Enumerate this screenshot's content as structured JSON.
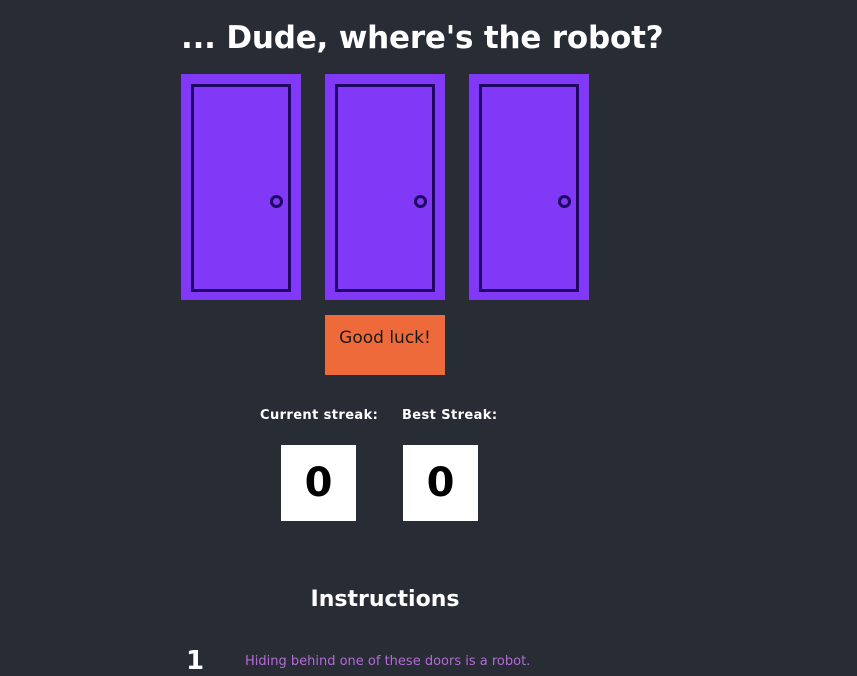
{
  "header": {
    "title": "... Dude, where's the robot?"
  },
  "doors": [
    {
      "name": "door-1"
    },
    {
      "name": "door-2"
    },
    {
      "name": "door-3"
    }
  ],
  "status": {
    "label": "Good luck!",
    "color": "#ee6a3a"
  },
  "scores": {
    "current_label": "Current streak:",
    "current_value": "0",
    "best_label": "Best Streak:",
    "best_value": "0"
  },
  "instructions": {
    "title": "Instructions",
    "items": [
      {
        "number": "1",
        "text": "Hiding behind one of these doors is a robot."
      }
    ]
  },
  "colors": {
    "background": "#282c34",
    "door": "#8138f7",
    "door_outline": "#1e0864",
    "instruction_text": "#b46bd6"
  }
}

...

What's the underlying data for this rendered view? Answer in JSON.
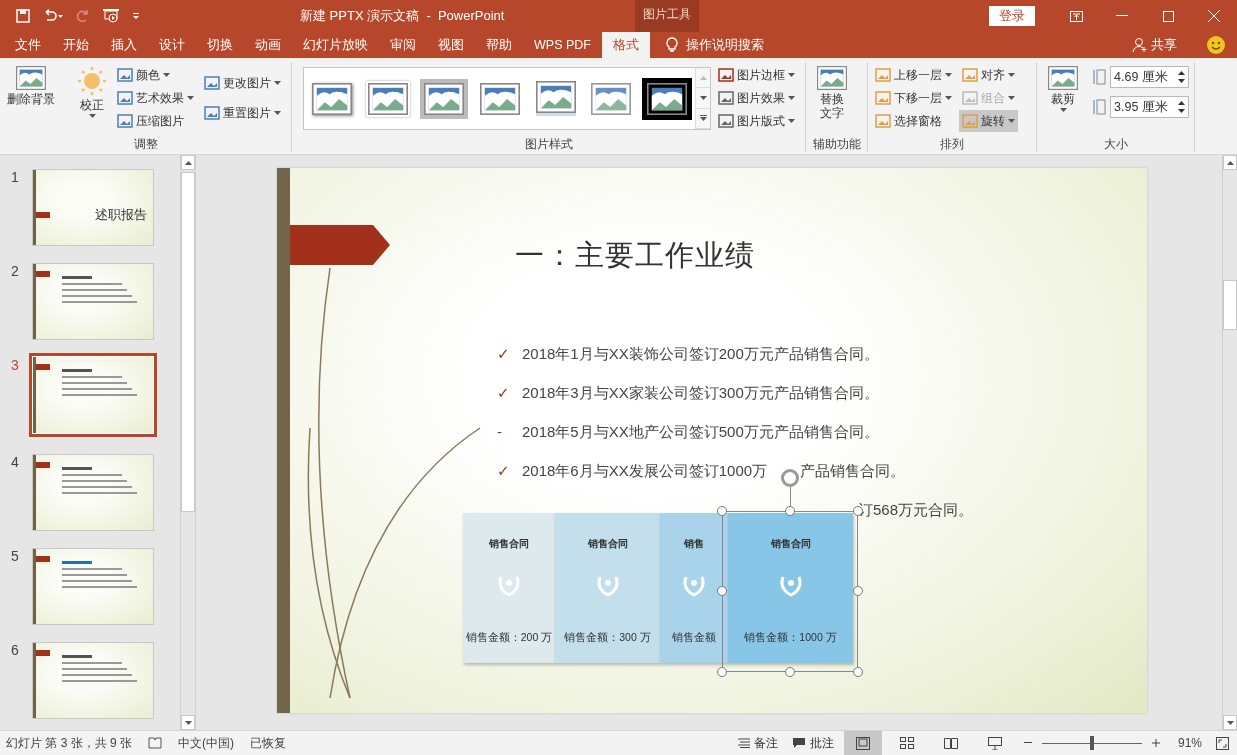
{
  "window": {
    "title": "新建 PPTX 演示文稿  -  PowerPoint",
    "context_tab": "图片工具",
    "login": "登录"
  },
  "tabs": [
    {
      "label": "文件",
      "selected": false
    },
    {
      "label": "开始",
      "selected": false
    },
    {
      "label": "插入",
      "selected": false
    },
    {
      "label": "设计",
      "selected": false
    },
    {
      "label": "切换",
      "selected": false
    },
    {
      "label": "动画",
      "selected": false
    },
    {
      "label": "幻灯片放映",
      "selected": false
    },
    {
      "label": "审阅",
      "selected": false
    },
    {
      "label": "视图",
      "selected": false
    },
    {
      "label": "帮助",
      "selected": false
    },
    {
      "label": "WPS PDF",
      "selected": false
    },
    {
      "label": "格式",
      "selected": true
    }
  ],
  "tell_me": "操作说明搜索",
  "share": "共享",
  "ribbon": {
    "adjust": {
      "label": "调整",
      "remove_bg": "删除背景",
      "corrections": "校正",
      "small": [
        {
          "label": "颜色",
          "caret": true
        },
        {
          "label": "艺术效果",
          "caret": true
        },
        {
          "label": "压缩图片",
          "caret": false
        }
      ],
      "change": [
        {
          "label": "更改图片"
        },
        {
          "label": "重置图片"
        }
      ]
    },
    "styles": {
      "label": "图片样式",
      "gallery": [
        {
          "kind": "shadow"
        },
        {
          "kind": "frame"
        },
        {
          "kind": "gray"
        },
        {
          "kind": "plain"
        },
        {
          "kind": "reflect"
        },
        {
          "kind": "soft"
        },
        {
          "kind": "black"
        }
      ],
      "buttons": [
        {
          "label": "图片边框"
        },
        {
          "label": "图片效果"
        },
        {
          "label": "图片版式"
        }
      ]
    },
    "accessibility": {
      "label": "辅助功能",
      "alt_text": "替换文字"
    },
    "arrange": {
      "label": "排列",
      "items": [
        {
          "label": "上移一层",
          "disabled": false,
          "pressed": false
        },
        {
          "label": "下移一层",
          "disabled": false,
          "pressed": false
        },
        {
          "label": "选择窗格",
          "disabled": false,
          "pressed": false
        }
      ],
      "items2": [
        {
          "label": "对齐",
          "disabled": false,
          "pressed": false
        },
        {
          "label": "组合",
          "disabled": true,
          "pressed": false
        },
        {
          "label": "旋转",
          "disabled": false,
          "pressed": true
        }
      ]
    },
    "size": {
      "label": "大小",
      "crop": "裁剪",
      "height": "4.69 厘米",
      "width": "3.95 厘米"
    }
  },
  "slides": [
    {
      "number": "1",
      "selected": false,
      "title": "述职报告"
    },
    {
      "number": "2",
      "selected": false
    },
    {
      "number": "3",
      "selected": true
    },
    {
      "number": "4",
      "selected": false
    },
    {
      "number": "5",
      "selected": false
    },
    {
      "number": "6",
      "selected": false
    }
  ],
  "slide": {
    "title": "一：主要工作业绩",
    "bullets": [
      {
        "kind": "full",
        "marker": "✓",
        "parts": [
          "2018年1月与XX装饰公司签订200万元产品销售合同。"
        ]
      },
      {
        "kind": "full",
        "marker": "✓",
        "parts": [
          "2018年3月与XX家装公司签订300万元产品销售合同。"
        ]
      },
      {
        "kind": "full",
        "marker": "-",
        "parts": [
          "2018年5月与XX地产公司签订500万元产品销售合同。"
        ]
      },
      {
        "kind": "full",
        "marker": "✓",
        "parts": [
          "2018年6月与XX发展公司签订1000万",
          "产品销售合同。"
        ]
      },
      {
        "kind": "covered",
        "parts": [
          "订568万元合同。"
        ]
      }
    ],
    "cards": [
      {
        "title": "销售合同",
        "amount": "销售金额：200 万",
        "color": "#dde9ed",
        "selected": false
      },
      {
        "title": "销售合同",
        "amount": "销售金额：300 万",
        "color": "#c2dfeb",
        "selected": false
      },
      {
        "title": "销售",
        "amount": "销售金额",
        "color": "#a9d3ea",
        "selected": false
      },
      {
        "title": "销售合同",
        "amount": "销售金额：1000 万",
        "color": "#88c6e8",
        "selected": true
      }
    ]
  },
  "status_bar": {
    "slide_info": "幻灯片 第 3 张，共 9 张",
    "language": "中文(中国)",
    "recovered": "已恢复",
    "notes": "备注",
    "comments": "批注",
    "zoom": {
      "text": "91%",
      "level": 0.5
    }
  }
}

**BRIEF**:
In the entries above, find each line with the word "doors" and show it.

**RESULT**:
  "doors": [
        "text": "Hiding behind one of these doors is a robot."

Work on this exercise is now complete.